PROBLEM TO SOLVE ->
Please print the listing that follows word for word, but skip any pictures it holds.

=-=-=

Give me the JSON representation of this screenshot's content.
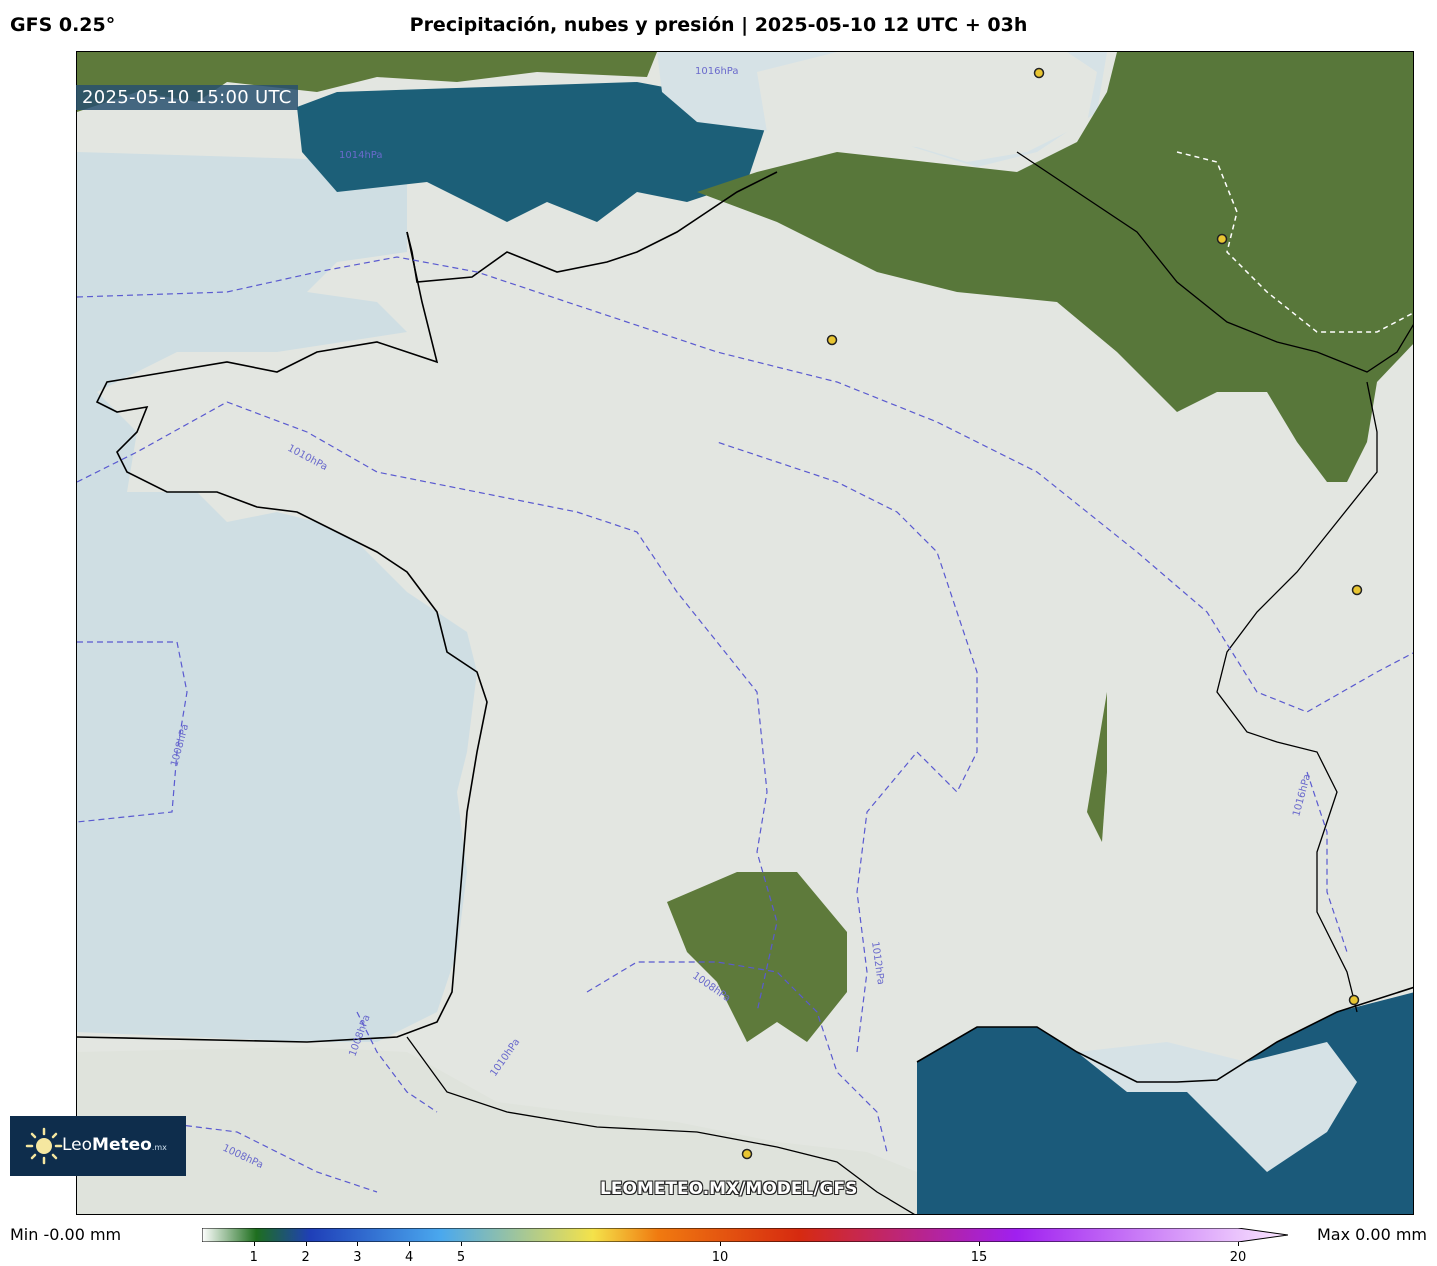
{
  "header": {
    "model": "GFS 0.25°",
    "title": "Precipitación, nubes y presión | 2025-05-10 12 UTC + 03h"
  },
  "map": {
    "valid_time": "2025-05-10 15:00 UTC",
    "watermark": "LEOMETEO.MX/MODEL/GFS",
    "isobar_labels": [
      "1016hPa",
      "1014hPa",
      "1010hPa",
      "1008hPa",
      "1012hPa",
      "1008hPa",
      "1008hPa",
      "1010hPa",
      "1008hPa",
      "1016hPa"
    ],
    "colors": {
      "sea": "#1a5f7a",
      "land": "#5b7a3a",
      "cloud": "#e4e7e2",
      "isobar": "#5a5ad0"
    }
  },
  "logo": {
    "name_part1": "Leo",
    "name_part2": "Meteo",
    "suffix": ".mx"
  },
  "colorbar": {
    "min_label": "Min -0.00 mm",
    "max_label": "Max 0.00 mm",
    "ticks": [
      "1",
      "2",
      "3",
      "4",
      "5",
      "10",
      "15",
      "20"
    ],
    "stops": [
      "#ffffff",
      "#1e6e1e",
      "#1f3fb8",
      "#4aa8ee",
      "#f4e24a",
      "#f07a10",
      "#d62a10",
      "#a020f0",
      "#fbe9ff"
    ]
  }
}
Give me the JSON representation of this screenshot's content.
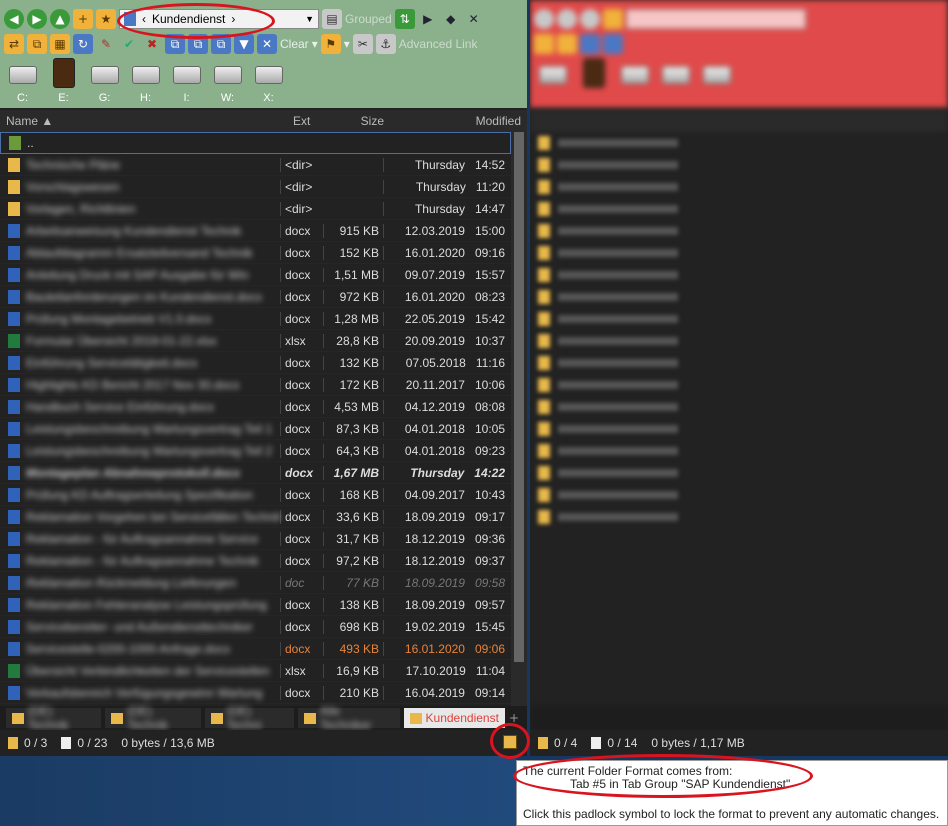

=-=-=

EXERCISE OUTPUT ->
Give me the JSON representation of this screenshot's content.
{
  "header": {
    "model": "GFS 0.25°",
    "title": "Precipitación, nubes y presión | 2025-05-10 12 UTC + 03h"
  },
  "map": {
    "valid_time": "2025-05-10 15:00 UTC",
    "watermark": "LEOMETEO.MX/MODEL/GFS",
    "isobar_labels": [
      "1016hPa",
      "1014hPa",
      "1010hPa",
      "1008hPa",
      "1012hPa",
      "1008hPa",
      "1008hPa",
      "1010hPa",
      "1008hPa",
      "1016hPa"
    ],
    "colors": {
      "sea": "#1a5f7a",
      "land": "#5b7a3a",
      "cloud": "#e4e7e2",
      "isobar": "#5a5ad0"
    }
  },
  "logo": {
    "name_part1": "Leo",
    "name_part2": "Meteo",
    "suffix": ".mx"
  },
  "colorbar": {
    "min_label": "Min -0.00 mm",
    "max_label": "Max 0.00 mm",
    "ticks": [
      "1",
      "2",
      "3",
      "4",
      "5",
      "10",
      "15",
      "20"
    ],
    "stops": [
      "#ffffff",
      "#1e6e1e",
      "#1f3fb8",
      "#4aa8ee",
      "#f4e24a",
      "#f07a10",
      "#d62a10",
      "#a020f0",
      "#fbe9ff"
    ]
  }
}
Give me the JSON representation of this screenshot's content.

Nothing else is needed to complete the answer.